Fitted on either the left or right of the apron (to the customer's choice) the carriage traverse handwheel can be disengaged when using power feeds. The double-wall apron carries a supply of lubricant in its base (with a level window let into the headstock-end face) that can be distributed to the bed and cross slide by a simple hand-operated plunger pump. Feeds are engaged by a traditional push-pull plunger and engaged and disengaged a very light-action, flick-up-and-down lever the operation of which is not affected by the how hard the lathe is working.
Fitted with feed screws carrying twin ball-thrust races, that for the cross slide on early models had a nut closed by a wedge (in common with many conventional lathes made by the 600 Group) to allow the elimination of backlash - though when the assembly is badly worn this arrangement can disguise the imminent failure of the threads. Later machines were modified and the nut made solid--the change also affecting the design of the cross-feed screw, The satin-chrome finish micrometer dials are sensibly large with especially clear graduations with that on the cross slide arranged as a "direct-reading" type to shows the amount taken off the diameter rather than the radius of a workpiece. Whilst the top slide has a traditional screw-adjusted gib-strip, the full-length cross slide is fitted with a tapered type and the cross and top slides, as well as the saddle, are equipped with locking screws.
Carefully thought out, the specification of the heavily constructed, set-over tailstock was very user-friendly - with especially long and easy-to-use locking handles fitted with gently tapered and consequently comfortable handgrips. The 42-mm diameter quill, marked with inch, metric (and sometimes both graduations) is fitted with a ball thrust bearing, a micrometer graduated collar and accepts a No. 3 Morse taper of the tang type with, usefully, a drift slot provided to aid its removal.

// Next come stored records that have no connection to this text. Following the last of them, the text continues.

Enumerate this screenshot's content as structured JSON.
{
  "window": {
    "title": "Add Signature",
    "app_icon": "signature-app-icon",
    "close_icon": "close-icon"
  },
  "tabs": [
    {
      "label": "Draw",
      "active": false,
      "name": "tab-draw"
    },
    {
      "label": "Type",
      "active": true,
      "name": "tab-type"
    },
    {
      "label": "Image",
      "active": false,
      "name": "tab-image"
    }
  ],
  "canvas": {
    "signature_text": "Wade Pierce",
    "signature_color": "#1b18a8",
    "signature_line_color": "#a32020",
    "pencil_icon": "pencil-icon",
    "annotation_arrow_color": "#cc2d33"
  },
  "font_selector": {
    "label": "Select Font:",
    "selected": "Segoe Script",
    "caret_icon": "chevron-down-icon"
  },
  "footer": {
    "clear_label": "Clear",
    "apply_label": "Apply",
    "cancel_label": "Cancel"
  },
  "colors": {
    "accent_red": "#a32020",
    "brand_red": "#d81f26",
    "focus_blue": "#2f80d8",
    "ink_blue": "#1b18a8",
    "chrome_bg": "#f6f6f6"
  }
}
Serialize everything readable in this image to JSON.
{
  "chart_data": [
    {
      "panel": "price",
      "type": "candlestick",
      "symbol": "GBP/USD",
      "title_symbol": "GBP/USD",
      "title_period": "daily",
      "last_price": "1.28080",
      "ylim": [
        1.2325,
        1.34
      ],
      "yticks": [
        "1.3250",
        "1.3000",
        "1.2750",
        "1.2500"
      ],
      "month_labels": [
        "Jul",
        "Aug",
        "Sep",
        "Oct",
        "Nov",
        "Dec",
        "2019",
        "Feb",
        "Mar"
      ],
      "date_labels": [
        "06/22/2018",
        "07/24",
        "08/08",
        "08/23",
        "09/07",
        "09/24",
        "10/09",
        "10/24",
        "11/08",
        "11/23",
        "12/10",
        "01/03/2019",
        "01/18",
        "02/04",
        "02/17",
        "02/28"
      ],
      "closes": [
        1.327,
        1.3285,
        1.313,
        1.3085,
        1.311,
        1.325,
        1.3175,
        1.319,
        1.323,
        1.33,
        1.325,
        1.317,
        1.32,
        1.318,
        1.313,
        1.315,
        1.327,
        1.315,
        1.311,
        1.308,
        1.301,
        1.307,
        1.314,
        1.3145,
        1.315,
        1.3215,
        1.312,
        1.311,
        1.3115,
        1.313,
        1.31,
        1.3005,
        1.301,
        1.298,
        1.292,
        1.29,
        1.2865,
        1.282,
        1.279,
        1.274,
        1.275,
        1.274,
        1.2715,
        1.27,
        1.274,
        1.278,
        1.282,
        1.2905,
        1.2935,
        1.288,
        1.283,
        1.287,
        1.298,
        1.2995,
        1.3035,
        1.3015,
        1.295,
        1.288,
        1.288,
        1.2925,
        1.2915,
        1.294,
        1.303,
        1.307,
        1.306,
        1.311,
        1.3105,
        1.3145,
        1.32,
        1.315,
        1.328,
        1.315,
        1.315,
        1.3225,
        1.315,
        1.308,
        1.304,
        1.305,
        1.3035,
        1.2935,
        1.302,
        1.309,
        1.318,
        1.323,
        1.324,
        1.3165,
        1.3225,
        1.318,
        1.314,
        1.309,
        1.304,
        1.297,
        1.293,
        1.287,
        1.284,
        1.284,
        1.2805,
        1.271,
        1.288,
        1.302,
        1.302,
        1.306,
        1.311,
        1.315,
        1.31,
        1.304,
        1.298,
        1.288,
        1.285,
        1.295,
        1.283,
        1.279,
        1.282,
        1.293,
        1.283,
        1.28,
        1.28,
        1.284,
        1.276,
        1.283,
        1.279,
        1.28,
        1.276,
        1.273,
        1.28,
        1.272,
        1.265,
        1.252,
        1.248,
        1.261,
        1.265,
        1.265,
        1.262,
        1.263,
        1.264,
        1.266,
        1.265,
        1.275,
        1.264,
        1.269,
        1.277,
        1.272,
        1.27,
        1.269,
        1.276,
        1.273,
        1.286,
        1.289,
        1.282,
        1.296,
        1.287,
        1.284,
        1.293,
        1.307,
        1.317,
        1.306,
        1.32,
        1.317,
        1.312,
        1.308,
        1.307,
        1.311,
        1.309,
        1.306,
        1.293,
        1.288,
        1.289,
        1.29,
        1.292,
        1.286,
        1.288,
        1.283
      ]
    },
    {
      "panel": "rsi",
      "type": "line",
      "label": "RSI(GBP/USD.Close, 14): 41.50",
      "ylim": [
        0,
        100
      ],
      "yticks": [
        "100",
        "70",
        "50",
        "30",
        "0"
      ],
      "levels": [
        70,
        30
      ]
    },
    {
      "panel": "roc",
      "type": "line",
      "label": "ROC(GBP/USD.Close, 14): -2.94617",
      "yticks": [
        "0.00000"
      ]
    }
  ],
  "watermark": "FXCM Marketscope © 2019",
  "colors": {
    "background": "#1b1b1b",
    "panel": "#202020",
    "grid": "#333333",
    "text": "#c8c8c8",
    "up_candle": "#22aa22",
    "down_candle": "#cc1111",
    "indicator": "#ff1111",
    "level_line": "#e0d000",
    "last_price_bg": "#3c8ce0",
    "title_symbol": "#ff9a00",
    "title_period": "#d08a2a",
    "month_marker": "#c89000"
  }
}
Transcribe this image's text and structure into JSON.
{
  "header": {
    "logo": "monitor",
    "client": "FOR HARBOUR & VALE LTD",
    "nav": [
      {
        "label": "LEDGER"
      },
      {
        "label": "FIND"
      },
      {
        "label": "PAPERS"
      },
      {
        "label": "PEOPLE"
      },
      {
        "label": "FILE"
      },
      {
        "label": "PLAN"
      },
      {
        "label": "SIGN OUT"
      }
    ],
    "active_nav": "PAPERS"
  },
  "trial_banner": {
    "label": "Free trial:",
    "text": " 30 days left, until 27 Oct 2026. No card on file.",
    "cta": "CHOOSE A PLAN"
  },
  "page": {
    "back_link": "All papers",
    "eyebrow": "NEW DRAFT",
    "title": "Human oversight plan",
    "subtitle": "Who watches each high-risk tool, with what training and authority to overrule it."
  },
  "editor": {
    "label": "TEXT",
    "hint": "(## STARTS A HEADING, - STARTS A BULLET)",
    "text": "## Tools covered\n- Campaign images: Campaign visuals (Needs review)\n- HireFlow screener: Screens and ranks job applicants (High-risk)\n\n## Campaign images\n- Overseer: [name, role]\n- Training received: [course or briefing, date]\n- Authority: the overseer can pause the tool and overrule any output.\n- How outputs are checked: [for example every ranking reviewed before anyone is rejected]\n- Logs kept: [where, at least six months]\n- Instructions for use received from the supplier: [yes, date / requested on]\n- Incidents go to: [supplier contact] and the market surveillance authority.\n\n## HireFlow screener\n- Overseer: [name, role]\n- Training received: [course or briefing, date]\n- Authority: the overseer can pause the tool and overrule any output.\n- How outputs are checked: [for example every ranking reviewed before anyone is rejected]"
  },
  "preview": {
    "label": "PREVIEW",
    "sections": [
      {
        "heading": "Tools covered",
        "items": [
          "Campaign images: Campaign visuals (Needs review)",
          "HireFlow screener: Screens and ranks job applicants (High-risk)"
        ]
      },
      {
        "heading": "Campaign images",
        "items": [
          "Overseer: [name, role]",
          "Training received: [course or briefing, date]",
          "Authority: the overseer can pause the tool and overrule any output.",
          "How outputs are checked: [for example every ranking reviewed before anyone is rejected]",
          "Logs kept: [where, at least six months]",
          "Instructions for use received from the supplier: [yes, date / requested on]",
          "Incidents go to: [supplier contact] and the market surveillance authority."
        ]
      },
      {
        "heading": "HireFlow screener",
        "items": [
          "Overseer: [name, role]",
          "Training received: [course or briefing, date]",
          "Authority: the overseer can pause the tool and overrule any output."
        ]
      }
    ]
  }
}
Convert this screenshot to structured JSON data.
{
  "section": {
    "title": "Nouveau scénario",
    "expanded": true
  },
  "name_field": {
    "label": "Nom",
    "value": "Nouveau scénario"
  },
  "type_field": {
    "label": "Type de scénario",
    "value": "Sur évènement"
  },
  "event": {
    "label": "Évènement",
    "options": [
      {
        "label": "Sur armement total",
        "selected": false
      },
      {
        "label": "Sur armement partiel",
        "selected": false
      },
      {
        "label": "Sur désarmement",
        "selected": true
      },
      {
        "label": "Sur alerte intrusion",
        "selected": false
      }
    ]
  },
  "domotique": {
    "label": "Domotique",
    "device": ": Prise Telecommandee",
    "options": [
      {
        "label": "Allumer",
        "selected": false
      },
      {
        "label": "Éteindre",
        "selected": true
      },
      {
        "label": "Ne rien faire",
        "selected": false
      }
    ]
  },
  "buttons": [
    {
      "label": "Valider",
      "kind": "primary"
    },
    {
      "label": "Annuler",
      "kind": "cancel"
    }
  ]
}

As a final touch, tailstocks on later versions of the M300 carry felt bed wipers to help reduce the inevitable wear to the front section of the sole plate.
Electrical stop, start and reverse of the spindle is by a "third-rod" system controlled by a lever attached to, and moving with, the apron. Both the electrical isolator and coolant pump switch are mounted on the left-hand face of the stand - the latter a unit that is well made and supplied with a chip tray, splash-back and locking tool cupboard as standard. Although safety equipment has varied during a long production run most machines have a useful "power-on" light, a rather small headstock-mounted, mushroom-headed emergency stop button, a long, foot-operated (and very powerful) spindle-brake and "motor-off" bar and electrical interlocking of the changewheel guard. The electrical system is built into the left-hand end of the stand and accessible thorough a door equipped with an interlocked isolating switch that can, for additional security, be padlocked in the off position.
Although of an excellent mechanical specification equipment provided as standard with the M300 has generally been sparse: a single toolpost, drive plate, a 5 to 3 Morse adaptor bush for the headstock spindle (often missing on used machines), 2 No. 3 Morse centres,